It’s long been a personal annoyance of mine, the lack of comediennes on panel shows. Though this country has produced a swathe of top female comedians, of the comics with the most visibility on television a good 80% of them are still male. The reaction by some might be that there just aren’t as many female comedians out there, but that’s just not true. At the grass-roots level, the divide between the sexes on the comedy circuit is much more equal, so why isn’t that the case higher up?
Detractors are saying that there shouldn’t *have* to be these rules in place, that women should just increase their presence on these shows naturally. It’s 2014 however; in an age of enlightened equality, why hasn’t this actually happened yet? Surely this is down to a ‘boys’ club’ mentality currently present in this loop and distaste from female comedians having to battle against a band of ‘lads’ like a young girl holding her own against her older brother and his mates? Comedian Steve Mack said recently that some women lack the competitive spirit required on these panel shows; the answer to that is simple – employ competitive women, don’t mar all women with the same brush of non-competitiveness. As always, the best person should be employed for the job, but clearly an enforced step toward equalisation of the sexes has needed to be enforced in an attempt to break this long-standing cycle. An “at least one woman” rule has had to be introduced because of long-standing historical male-dominance in comedy, but you’ll never hear of an “at least one man” rule, because guidelines like that will never need to be introduced. Some people may call it positive discrimination, but when any workforce is woefully unbalanced, surely every effort should be made to right this?

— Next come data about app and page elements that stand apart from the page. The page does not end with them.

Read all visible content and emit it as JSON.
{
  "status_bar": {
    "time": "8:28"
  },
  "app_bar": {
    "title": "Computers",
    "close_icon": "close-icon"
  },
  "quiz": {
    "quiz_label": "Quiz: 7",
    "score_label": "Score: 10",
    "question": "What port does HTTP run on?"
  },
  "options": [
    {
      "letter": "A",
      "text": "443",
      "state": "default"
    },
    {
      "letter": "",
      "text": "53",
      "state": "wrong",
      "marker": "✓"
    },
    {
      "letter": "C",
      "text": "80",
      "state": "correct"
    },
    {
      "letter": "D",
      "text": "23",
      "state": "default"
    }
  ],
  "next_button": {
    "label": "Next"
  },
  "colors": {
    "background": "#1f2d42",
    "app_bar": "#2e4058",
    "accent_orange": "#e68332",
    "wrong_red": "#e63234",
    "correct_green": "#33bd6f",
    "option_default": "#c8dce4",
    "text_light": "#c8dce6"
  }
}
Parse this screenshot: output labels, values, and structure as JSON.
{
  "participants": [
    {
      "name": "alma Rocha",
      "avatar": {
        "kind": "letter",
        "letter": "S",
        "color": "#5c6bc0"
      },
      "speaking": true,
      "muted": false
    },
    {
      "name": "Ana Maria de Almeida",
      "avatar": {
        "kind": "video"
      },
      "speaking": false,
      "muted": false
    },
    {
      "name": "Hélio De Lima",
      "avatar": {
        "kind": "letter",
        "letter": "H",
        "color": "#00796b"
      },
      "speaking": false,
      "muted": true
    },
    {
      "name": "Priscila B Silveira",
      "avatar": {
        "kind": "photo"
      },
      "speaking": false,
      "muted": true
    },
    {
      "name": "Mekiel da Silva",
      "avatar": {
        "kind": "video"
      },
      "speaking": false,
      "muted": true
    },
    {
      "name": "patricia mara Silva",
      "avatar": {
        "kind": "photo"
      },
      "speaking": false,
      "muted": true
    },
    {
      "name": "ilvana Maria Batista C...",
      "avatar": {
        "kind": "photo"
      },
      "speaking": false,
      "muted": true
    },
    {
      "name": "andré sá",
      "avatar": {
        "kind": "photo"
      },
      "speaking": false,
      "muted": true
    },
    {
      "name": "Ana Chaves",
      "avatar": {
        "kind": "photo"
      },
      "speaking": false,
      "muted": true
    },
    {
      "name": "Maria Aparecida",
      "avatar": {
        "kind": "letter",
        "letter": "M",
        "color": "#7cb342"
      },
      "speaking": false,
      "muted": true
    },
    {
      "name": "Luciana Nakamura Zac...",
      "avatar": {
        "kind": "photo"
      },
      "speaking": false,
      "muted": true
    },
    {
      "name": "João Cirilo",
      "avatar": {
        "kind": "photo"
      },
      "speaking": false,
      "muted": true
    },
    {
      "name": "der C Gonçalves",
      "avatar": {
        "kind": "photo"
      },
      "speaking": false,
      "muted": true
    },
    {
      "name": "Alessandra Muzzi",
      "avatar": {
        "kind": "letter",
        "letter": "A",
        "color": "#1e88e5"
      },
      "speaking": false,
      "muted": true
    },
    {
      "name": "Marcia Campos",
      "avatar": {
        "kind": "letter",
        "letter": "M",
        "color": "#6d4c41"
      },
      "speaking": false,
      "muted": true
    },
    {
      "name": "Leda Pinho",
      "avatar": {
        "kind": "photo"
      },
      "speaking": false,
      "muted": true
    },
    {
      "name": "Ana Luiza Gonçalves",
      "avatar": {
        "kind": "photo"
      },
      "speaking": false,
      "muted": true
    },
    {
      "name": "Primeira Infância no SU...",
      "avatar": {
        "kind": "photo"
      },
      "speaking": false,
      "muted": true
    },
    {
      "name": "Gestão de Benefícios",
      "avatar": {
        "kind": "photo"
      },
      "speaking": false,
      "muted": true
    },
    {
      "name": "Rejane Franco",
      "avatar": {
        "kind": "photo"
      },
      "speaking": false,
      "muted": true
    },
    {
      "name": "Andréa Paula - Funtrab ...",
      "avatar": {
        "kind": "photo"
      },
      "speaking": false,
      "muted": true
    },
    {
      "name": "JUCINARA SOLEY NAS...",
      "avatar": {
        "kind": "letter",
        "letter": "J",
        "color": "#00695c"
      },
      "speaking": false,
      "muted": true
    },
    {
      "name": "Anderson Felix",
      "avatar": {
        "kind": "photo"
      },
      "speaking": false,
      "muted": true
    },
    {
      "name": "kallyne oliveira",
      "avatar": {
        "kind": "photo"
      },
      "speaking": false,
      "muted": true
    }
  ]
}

If the Director of Television at the BBC feels that guidelines need to be put in place to ensure that producers mend their ways and create equal opportunities for women in TV panel shows, then I think that shows that it’s not just ardent feminists like myself who recognise the problems with the format. With a larger role-call of female comedians beginning to filter through the studio doors, I’m thoroughly looking forward to a whole host of women climbing their way into this loop. It might even make me watch these TV shows a little more regularly too. Imagine THAT! Increased viewing figures not in spite of, but BECAUSE of, the increase of women on the panels. Controversial eh?